Work item: Return every entry below exactly as written.
*** Begin section ***
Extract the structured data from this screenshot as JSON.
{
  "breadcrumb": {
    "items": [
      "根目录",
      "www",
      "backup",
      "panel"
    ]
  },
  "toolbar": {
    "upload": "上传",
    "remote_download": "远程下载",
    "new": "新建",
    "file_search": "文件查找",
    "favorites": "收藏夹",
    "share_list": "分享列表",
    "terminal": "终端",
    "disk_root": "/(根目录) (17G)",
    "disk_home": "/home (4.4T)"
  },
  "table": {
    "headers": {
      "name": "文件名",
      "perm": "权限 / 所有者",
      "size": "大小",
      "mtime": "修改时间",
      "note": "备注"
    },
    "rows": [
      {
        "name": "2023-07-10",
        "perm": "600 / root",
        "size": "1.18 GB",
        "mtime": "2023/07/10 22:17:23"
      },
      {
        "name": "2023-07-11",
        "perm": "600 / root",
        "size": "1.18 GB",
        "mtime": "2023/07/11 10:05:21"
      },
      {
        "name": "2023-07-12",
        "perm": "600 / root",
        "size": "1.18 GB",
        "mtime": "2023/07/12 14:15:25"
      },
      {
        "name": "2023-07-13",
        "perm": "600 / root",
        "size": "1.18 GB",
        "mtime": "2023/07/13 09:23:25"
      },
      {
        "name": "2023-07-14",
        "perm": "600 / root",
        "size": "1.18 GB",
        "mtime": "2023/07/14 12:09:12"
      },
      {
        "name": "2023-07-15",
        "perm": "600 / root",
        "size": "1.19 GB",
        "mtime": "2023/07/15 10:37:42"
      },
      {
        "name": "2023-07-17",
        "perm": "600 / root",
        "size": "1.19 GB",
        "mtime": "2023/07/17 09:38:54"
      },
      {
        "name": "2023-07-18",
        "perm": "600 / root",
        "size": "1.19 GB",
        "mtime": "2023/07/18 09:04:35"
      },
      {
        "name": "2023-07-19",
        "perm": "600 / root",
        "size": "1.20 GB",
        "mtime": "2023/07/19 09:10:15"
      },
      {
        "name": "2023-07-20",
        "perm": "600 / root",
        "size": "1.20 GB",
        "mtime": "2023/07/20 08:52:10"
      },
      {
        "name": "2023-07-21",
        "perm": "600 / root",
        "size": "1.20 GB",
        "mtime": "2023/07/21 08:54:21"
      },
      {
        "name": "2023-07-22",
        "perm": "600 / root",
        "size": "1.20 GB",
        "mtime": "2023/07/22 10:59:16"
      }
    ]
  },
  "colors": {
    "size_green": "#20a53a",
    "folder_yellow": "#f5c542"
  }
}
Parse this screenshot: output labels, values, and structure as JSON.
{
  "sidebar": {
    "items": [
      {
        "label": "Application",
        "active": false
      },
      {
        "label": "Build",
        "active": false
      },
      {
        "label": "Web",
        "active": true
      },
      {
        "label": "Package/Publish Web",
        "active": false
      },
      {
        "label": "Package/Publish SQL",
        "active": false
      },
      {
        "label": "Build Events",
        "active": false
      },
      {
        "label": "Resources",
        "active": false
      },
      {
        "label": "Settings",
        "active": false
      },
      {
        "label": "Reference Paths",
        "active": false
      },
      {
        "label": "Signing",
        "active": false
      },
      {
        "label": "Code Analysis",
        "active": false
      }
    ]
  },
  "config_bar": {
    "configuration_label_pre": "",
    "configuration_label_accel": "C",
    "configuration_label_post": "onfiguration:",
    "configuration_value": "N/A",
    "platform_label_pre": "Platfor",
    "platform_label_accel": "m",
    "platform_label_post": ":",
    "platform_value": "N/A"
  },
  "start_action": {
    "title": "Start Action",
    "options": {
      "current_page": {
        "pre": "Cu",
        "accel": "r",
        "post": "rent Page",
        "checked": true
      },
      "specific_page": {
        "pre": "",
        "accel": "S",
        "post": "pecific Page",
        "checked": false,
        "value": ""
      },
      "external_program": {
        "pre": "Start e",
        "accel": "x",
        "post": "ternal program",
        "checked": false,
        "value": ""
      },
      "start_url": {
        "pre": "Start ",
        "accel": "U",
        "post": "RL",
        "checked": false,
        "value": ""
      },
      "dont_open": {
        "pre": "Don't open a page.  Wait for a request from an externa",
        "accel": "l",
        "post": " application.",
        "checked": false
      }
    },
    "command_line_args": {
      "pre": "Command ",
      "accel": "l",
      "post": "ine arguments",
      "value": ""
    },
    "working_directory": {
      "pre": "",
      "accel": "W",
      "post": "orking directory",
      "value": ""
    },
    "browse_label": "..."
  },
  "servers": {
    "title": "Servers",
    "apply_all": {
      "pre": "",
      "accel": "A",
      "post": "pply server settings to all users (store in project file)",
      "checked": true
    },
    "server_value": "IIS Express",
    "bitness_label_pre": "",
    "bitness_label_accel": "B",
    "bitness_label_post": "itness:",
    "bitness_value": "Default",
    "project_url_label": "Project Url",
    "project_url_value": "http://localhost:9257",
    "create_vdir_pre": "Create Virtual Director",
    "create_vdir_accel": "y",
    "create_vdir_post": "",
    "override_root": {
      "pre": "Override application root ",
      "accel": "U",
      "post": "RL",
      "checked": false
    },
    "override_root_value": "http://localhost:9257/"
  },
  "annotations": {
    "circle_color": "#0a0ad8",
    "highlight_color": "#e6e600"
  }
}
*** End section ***
Task result:
Extract the structured data from this screenshot as JSON.
{
  "breadcrumb": {
    "items": [
      "根目录",
      "www",
      "backup",
      "panel"
    ]
  },
  "toolbar": {
    "upload": "上传",
    "remote_download": "远程下载",
    "new": "新建",
    "file_search": "文件查找",
    "favorites": "收藏夹",
    "share_list": "分享列表",
    "terminal": "终端",
    "disk_root": "/(根目录) (17G)",
    "disk_home": "/home (4.4T)"
  },
  "table": {
    "headers": {
      "name": "文件名",
      "perm": "权限 / 所有者",
      "size": "大小",
      "mtime": "修改时间",
      "note": "备注"
    },
    "rows": [
      {
        "name": "2023-07-10",
        "perm": "600 / root",
        "size": "1.18 GB",
        "mtime": "2023/07/10 22:17:23"
      },
      {
        "name": "2023-07-11",
        "perm": "600 / root",
        "size": "1.18 GB",
        "mtime": "2023/07/11 10:05:21"
      },
      {
        "name": "2023-07-12",
        "perm": "600 / root",
        "size": "1.18 GB",
        "mtime": "2023/07/12 14:15:25"
      },
      {
        "name": "2023-07-13",
        "perm": "600 / root",
        "size": "1.18 GB",
        "mtime": "2023/07/13 09:23:25"
      },
      {
        "name": "2023-07-14",
        "perm": "600 / root",
        "size": "1.18 GB",
        "mtime": "2023/07/14 12:09:12"
      },
      {
        "name": "2023-07-15",
        "perm": "600 / root",
        "size": "1.19 GB",
        "mtime": "2023/07/15 10:37:42"
      },
      {
        "name": "2023-07-17",
        "perm": "600 / root",
        "size": "1.19 GB",
        "mtime": "2023/07/17 09:38:54"
      },
      {
        "name": "2023-07-18",
        "perm": "600 / root",
        "size": "1.19 GB",
        "mtime": "2023/07/18 09:04:35"
      },
      {
        "name": "2023-07-19",
        "perm": "600 / root",
        "size": "1.20 GB",
        "mtime": "2023/07/19 09:10:15"
      },
      {
        "name": "2023-07-20",
        "perm": "600 / root",
        "size": "1.20 GB",
        "mtime": "2023/07/20 08:52:10"
      },
      {
        "name": "2023-07-21",
        "perm": "600 / root",
        "size": "1.20 GB",
        "mtime": "2023/07/21 08:54:21"
      },
      {
        "name": "2023-07-22",
        "perm": "600 / root",
        "size": "1.20 GB",
        "mtime": "2023/07/22 10:59:16"
      }
    ]
  },
  "colors": {
    "size_green": "#20a53a",
    "folder_yellow": "#f5c542"
  }
}
Parse this screenshot: output labels, values, and structure as JSON.
{
  "sidebar": {
    "items": [
      {
        "label": "Application",
        "active": false
      },
      {
        "label": "Build",
        "active": false
      },
      {
        "label": "Web",
        "active": true
      },
      {
        "label": "Package/Publish Web",
        "active": false
      },
      {
        "label": "Package/Publish SQL",
        "active": false
      },
      {
        "label": "Build Events",
        "active": false
      },
      {
        "label": "Resources",
        "active": false
      },
      {
        "label": "Settings",
        "active": false
      },
      {
        "label": "Reference Paths",
        "active": false
      },
      {
        "label": "Signing",
        "active": false
      },
      {
        "label": "Code Analysis",
        "active": false
      }
    ]
  },
  "config_bar": {
    "configuration_label_pre": "",
    "configuration_label_accel": "C",
    "configuration_label_post": "onfiguration:",
    "configuration_value": "N/A",
    "platform_label_pre": "Platfor",
    "platform_label_accel": "m",
    "platform_label_post": ":",
    "platform_value": "N/A"
  },
  "start_action": {
    "title": "Start Action",
    "options": {
      "current_page": {
        "pre": "Cu",
        "accel": "r",
        "post": "rent Page",
        "checked": true
      },
      "specific_page": {
        "pre": "",
        "accel": "S",
        "post": "pecific Page",
        "checked": false,
        "value": ""
      },
      "external_program": {
        "pre": "Start e",
        "accel": "x",
        "post": "ternal program",
        "checked": false,
        "value": ""
      },
      "start_url": {
        "pre": "Start ",
        "accel": "U",
        "post": "RL",
        "checked": false,
        "value": ""
      },
      "dont_open": {
        "pre": "Don't open a page.  Wait for a request from an externa",
        "accel": "l",
        "post": " application.",
        "checked": false
      }
    },
    "command_line_args": {
      "pre": "Command ",
      "accel": "l",
      "post": "ine arguments",
      "value": ""
    },
    "working_directory": {
      "pre": "",
      "accel": "W",
      "post": "orking directory",
      "value": ""
    },
    "browse_label": "..."
  },
  "servers": {
    "title": "Servers",
    "apply_all": {
      "pre": "",
      "accel": "A",
      "post": "pply server settings to all users (store in project file)",
      "checked": true
    },
    "server_value": "IIS Express",
    "bitness_label_pre": "",
    "bitness_label_accel": "B",
    "bitness_label_post": "itness:",
    "bitness_value": "Default",
    "project_url_label": "Project Url",
    "project_url_value": "http://localhost:9257",
    "create_vdir_pre": "Create Virtual Director",
    "create_vdir_accel": "y",
    "create_vdir_post": "",
    "override_root": {
      "pre": "Override application root ",
      "accel": "U",
      "post": "RL",
      "checked": false
    },
    "override_root_value": "http://localhost:9257/"
  },
  "annotations": {
    "circle_color": "#0a0ad8",
    "highlight_color": "#e6e600"
  }
}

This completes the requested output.